On January 28th Whale Scout teamed up with Green Redmond to tackle invasive plants at Idylwood Park. Idylwood Creek was home to Chinook salmon in the past however more recently Kokanee have been the focus of salmon watchers. Laurie Gogic, Whale Scout volunteer and Forest Steward with Green Redmond, led the event.  Her passion and dedication to salmon and whales is amazing! She helped teach us all that saving the whales begins right beneath our feet.

Dawn Noren Study on Contaminants Tranferred in Whale Milk

NOAA scientist Dawn Noren talks about studying contaminants transferred from killer whales to their calves. This work on captive animals can help understand the physiology of Southern Resident killer whales and some of the challenges they face as an endangered distinct population segment. dnoren Photo Credit: SeaWorld San Diego

Jan. 28th Helpin’ Out at Idylwood Park
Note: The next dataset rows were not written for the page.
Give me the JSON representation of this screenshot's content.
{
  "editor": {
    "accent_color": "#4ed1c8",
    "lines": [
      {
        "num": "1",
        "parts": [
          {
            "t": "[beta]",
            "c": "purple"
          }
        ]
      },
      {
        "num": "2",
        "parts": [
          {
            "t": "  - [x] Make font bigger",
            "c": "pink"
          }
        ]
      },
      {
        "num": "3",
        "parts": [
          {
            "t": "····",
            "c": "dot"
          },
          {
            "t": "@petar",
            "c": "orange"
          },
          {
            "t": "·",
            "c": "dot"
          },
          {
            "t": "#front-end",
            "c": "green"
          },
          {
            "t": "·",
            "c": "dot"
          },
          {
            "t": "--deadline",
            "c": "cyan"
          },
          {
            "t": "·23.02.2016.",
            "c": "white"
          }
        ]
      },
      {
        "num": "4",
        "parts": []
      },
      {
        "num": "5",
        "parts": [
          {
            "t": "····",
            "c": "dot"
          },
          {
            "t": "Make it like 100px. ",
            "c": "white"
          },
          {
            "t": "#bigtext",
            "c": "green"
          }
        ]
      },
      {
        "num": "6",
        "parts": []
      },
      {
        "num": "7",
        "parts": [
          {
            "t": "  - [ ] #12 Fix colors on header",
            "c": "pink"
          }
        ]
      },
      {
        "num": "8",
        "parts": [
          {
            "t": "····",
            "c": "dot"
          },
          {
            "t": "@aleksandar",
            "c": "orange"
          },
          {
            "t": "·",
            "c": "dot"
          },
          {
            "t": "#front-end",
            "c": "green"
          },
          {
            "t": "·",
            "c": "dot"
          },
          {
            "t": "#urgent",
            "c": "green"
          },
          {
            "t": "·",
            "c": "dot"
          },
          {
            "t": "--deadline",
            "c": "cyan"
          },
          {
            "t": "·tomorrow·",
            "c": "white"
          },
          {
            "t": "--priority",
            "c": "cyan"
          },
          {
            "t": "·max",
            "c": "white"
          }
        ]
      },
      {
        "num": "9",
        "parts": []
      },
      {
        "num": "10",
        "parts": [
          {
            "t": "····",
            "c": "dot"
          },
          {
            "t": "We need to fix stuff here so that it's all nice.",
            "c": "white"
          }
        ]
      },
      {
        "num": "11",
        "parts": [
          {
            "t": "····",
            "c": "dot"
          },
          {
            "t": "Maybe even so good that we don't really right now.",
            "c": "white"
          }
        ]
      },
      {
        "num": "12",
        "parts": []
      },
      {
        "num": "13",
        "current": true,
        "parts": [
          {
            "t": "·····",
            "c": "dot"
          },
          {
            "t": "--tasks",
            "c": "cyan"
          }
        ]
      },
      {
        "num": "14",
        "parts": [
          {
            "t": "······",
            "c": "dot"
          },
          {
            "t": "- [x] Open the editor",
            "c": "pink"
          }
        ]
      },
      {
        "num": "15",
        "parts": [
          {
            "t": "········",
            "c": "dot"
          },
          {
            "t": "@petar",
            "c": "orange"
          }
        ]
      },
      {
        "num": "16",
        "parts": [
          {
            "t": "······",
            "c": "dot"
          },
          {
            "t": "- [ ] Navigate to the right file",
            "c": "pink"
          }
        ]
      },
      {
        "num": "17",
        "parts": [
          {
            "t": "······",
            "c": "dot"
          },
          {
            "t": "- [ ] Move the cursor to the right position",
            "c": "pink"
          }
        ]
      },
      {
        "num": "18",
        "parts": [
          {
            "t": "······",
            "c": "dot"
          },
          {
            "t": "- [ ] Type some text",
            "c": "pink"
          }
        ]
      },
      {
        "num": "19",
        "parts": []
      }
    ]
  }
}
Help create more salmon for orcas starting close to home at Idylwood Creek. We'll be having fun with our friends mulching recently planted trees and removing invasive plants to support the native trees. Idylwood Creek historically had many salmon howver in recent years only a handful have returned according to salmon watchers, however kokanee are improving. Improved vegetation will provide valuable shade and cool, clean water for salmon in the creek! DSC_0422